Task brief. Everything in the data except the pictures belongs in your answer, copied exactly.

╔══

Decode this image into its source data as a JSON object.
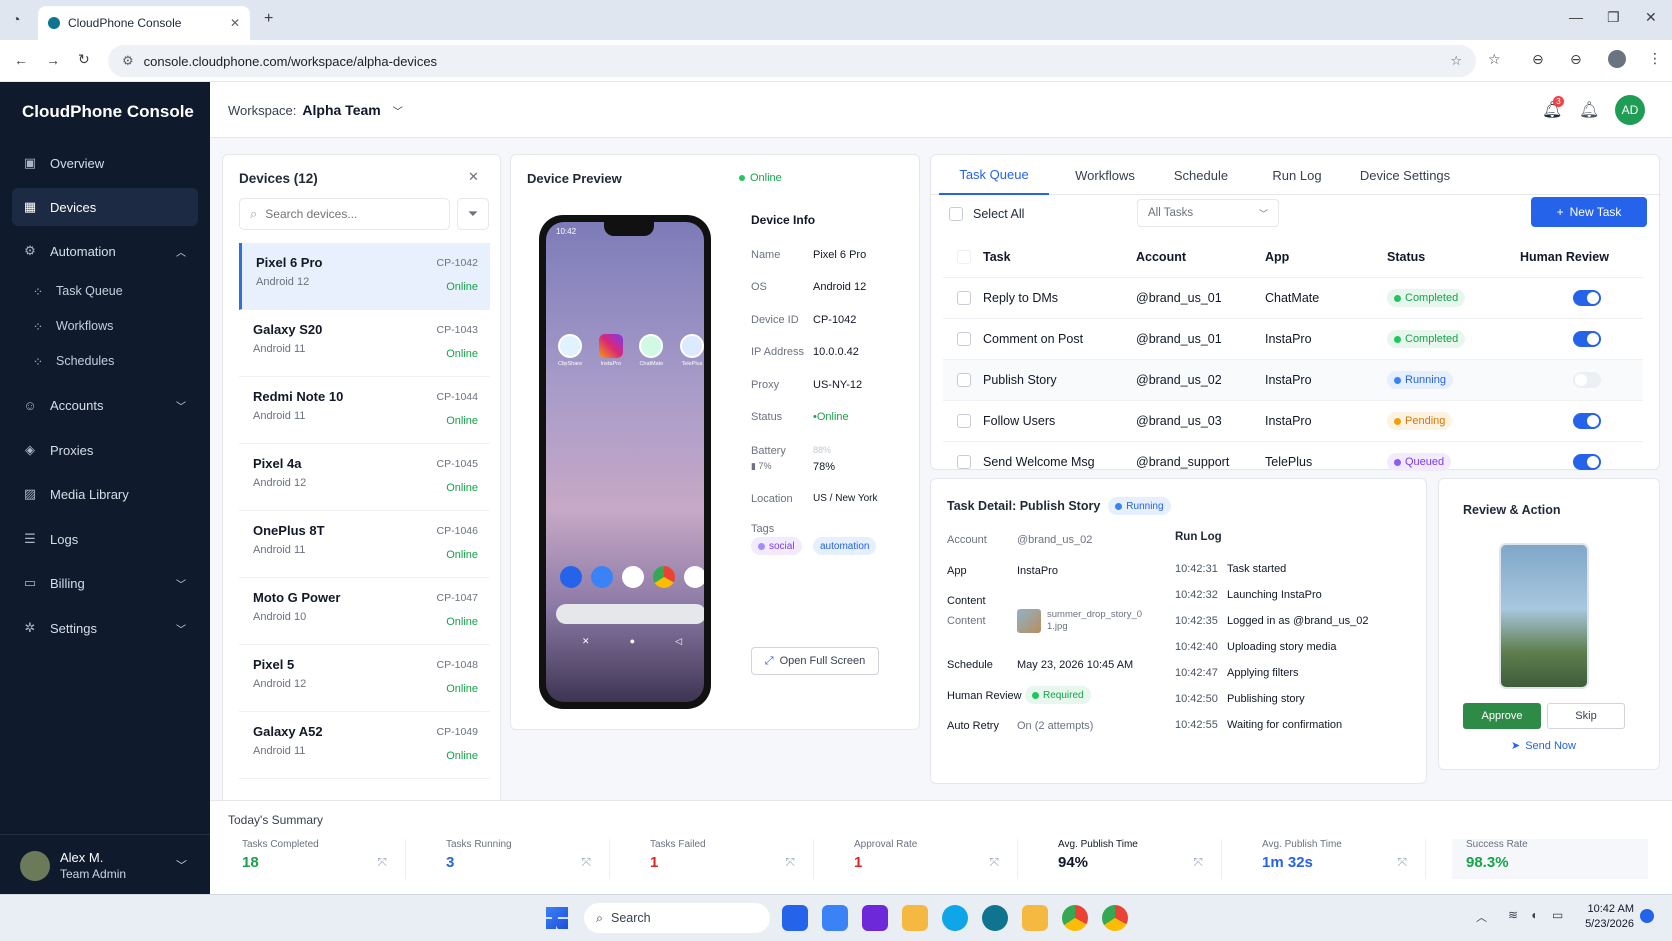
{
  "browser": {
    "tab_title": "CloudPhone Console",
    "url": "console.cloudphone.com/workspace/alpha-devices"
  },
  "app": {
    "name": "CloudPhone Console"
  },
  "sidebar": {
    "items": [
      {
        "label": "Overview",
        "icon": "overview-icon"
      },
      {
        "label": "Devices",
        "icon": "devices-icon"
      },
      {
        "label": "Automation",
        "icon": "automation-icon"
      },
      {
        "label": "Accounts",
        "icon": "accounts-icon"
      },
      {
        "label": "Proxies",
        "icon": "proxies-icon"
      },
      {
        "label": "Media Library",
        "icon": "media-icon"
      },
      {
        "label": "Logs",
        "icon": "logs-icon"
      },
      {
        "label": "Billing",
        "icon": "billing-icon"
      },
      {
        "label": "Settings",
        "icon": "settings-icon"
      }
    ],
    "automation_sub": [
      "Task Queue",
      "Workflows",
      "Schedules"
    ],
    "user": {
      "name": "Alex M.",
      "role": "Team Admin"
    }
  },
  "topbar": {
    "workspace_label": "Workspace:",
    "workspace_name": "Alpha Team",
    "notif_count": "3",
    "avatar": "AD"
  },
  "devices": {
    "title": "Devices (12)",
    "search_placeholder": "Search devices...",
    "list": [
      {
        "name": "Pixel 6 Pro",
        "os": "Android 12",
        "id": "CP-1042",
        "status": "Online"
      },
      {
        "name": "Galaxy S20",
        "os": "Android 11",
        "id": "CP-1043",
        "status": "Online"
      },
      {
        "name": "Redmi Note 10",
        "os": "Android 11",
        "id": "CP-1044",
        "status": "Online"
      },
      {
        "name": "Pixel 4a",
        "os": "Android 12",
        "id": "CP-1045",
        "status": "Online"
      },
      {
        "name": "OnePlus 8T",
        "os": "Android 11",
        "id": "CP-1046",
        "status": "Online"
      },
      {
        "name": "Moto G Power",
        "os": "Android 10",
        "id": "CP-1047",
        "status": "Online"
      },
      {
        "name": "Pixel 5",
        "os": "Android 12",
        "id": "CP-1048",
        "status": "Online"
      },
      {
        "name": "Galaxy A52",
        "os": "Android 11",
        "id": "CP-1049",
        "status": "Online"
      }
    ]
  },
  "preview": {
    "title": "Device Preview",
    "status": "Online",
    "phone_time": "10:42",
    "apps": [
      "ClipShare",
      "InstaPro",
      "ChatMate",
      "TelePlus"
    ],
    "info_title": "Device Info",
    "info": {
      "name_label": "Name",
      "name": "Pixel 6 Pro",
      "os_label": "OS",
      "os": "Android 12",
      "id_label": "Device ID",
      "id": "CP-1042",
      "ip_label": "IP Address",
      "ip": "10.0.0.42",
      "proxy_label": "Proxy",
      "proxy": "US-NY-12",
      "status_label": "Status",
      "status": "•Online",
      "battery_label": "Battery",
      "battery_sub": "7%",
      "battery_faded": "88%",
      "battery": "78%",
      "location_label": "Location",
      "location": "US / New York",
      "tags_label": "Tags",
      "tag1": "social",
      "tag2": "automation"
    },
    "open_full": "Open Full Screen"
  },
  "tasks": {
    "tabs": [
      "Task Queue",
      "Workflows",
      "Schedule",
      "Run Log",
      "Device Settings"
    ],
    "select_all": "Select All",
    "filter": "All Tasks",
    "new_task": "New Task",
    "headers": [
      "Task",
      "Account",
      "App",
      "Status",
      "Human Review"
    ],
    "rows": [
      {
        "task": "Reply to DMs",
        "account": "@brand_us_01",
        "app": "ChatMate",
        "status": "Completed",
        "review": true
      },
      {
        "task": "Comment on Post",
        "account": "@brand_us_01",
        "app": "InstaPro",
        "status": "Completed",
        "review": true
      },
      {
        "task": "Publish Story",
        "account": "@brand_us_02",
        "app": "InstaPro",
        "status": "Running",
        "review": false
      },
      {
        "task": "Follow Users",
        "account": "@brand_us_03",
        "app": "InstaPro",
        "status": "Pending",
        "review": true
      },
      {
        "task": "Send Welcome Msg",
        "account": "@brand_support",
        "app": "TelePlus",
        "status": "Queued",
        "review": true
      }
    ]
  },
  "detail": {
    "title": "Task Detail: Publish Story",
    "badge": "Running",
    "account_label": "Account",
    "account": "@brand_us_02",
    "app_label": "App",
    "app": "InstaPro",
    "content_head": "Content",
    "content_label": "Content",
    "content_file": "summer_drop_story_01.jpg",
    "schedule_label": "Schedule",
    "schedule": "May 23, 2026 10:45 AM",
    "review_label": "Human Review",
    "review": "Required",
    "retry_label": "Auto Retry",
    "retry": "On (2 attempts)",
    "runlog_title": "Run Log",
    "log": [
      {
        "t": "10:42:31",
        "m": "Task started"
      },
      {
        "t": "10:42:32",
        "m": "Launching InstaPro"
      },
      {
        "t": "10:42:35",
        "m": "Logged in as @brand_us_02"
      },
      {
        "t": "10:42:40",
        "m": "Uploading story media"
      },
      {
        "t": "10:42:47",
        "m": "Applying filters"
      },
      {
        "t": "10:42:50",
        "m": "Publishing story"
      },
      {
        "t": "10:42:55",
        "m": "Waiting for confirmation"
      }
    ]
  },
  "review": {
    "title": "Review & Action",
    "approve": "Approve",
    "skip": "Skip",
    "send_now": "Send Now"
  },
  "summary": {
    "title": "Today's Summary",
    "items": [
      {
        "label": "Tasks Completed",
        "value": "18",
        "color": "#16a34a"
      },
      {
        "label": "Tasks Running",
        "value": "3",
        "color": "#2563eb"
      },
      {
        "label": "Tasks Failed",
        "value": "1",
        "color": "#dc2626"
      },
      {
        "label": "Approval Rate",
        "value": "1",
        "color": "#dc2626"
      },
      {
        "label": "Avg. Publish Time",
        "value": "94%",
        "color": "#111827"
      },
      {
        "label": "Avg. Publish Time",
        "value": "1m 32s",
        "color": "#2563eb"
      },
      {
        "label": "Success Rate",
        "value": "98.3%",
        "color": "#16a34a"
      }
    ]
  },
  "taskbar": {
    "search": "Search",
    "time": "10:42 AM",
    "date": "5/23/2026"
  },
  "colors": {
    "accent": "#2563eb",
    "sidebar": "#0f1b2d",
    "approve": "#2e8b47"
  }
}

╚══

Answer box.
Decode this image into its source data as a JSON object.
{
  "browser": {
    "tab_title": "CloudPhone Console",
    "url": "console.cloudphone.com/workspace/alpha-devices"
  },
  "app": {
    "name": "CloudPhone Console"
  },
  "sidebar": {
    "items": [
      {
        "label": "Overview",
        "icon": "overview-icon"
      },
      {
        "label": "Devices",
        "icon": "devices-icon"
      },
      {
        "label": "Automation",
        "icon": "automation-icon"
      },
      {
        "label": "Accounts",
        "icon": "accounts-icon"
      },
      {
        "label": "Proxies",
        "icon": "proxies-icon"
      },
      {
        "label": "Media Library",
        "icon": "media-icon"
      },
      {
        "label": "Logs",
        "icon": "logs-icon"
      },
      {
        "label": "Billing",
        "icon": "billing-icon"
      },
      {
        "label": "Settings",
        "icon": "settings-icon"
      }
    ],
    "automation_sub": [
      "Task Queue",
      "Workflows",
      "Schedules"
    ],
    "user": {
      "name": "Alex M.",
      "role": "Team Admin"
    }
  },
  "topbar": {
    "workspace_label": "Workspace:",
    "workspace_name": "Alpha Team",
    "notif_count": "3",
    "avatar": "AD"
  },
  "devices": {
    "title": "Devices (12)",
    "search_placeholder": "Search devices...",
    "list": [
      {
        "name": "Pixel 6 Pro",
        "os": "Android 12",
        "id": "CP-1042",
        "status": "Online"
      },
      {
        "name": "Galaxy S20",
        "os": "Android 11",
        "id": "CP-1043",
        "status": "Online"
      },
      {
        "name": "Redmi Note 10",
        "os": "Android 11",
        "id": "CP-1044",
        "status": "Online"
      },
      {
        "name": "Pixel 4a",
        "os": "Android 12",
        "id": "CP-1045",
        "status": "Online"
      },
      {
        "name": "OnePlus 8T",
        "os": "Android 11",
        "id": "CP-1046",
        "status": "Online"
      },
      {
        "name": "Moto G Power",
        "os": "Android 10",
        "id": "CP-1047",
        "status": "Online"
      },
      {
        "name": "Pixel 5",
        "os": "Android 12",
        "id": "CP-1048",
        "status": "Online"
      },
      {
        "name": "Galaxy A52",
        "os": "Android 11",
        "id": "CP-1049",
        "status": "Online"
      }
    ]
  },
  "preview": {
    "title": "Device Preview",
    "status": "Online",
    "phone_time": "10:42",
    "apps": [
      "ClipShare",
      "InstaPro",
      "ChatMate",
      "TelePlus"
    ],
    "info_title": "Device Info",
    "info": {
      "name_label": "Name",
      "name": "Pixel 6 Pro",
      "os_label": "OS",
      "os": "Android 12",
      "id_label": "Device ID",
      "id": "CP-1042",
      "ip_label": "IP Address",
      "ip": "10.0.0.42",
      "proxy_label": "Proxy",
      "proxy": "US-NY-12",
      "status_label": "Status",
      "status": "•Online",
      "battery_label": "Battery",
      "battery_sub": "7%",
      "battery_faded": "88%",
      "battery": "78%",
      "location_label": "Location",
      "location": "US / New York",
      "tags_label": "Tags",
      "tag1": "social",
      "tag2": "automation"
    },
    "open_full": "Open Full Screen"
  },
  "tasks": {
    "tabs": [
      "Task Queue",
      "Workflows",
      "Schedule",
      "Run Log",
      "Device Settings"
    ],
    "select_all": "Select All",
    "filter": "All Tasks",
    "new_task": "New Task",
    "headers": [
      "Task",
      "Account",
      "App",
      "Status",
      "Human Review"
    ],
    "rows": [
      {
        "task": "Reply to DMs",
        "account": "@brand_us_01",
        "app": "ChatMate",
        "status": "Completed",
        "review": true
      },
      {
        "task": "Comment on Post",
        "account": "@brand_us_01",
        "app": "InstaPro",
        "status": "Completed",
        "review": true
      },
      {
        "task": "Publish Story",
        "account": "@brand_us_02",
        "app": "InstaPro",
        "status": "Running",
        "review": false
      },
      {
        "task": "Follow Users",
        "account": "@brand_us_03",
        "app": "InstaPro",
        "status": "Pending",
        "review": true
      },
      {
        "task": "Send Welcome Msg",
        "account": "@brand_support",
        "app": "TelePlus",
        "status": "Queued",
        "review": true
      }
    ]
  },
  "detail": {
    "title": "Task Detail: Publish Story",
    "badge": "Running",
    "account_label": "Account",
    "account": "@brand_us_02",
    "app_label": "App",
    "app": "InstaPro",
    "content_head": "Content",
    "content_label": "Content",
    "content_file": "summer_drop_story_01.jpg",
    "schedule_label": "Schedule",
    "schedule": "May 23, 2026 10:45 AM",
    "review_label": "Human Review",
    "review": "Required",
    "retry_label": "Auto Retry",
    "retry": "On (2 attempts)",
    "runlog_title": "Run Log",
    "log": [
      {
        "t": "10:42:31",
        "m": "Task started"
      },
      {
        "t": "10:42:32",
        "m": "Launching InstaPro"
      },
      {
        "t": "10:42:35",
        "m": "Logged in as @brand_us_02"
      },
      {
        "t": "10:42:40",
        "m": "Uploading story media"
      },
      {
        "t": "10:42:47",
        "m": "Applying filters"
      },
      {
        "t": "10:42:50",
        "m": "Publishing story"
      },
      {
        "t": "10:42:55",
        "m": "Waiting for confirmation"
      }
    ]
  },
  "review": {
    "title": "Review & Action",
    "approve": "Approve",
    "skip": "Skip",
    "send_now": "Send Now"
  },
  "summary": {
    "title": "Today's Summary",
    "items": [
      {
        "label": "Tasks Completed",
        "value": "18",
        "color": "#16a34a"
      },
      {
        "label": "Tasks Running",
        "value": "3",
        "color": "#2563eb"
      },
      {
        "label": "Tasks Failed",
        "value": "1",
        "color": "#dc2626"
      },
      {
        "label": "Approval Rate",
        "value": "1",
        "color": "#dc2626"
      },
      {
        "label": "Avg. Publish Time",
        "value": "94%",
        "color": "#111827"
      },
      {
        "label": "Avg. Publish Time",
        "value": "1m 32s",
        "color": "#2563eb"
      },
      {
        "label": "Success Rate",
        "value": "98.3%",
        "color": "#16a34a"
      }
    ]
  },
  "taskbar": {
    "search": "Search",
    "time": "10:42 AM",
    "date": "5/23/2026"
  },
  "colors": {
    "accent": "#2563eb",
    "sidebar": "#0f1b2d",
    "approve": "#2e8b47"
  }
}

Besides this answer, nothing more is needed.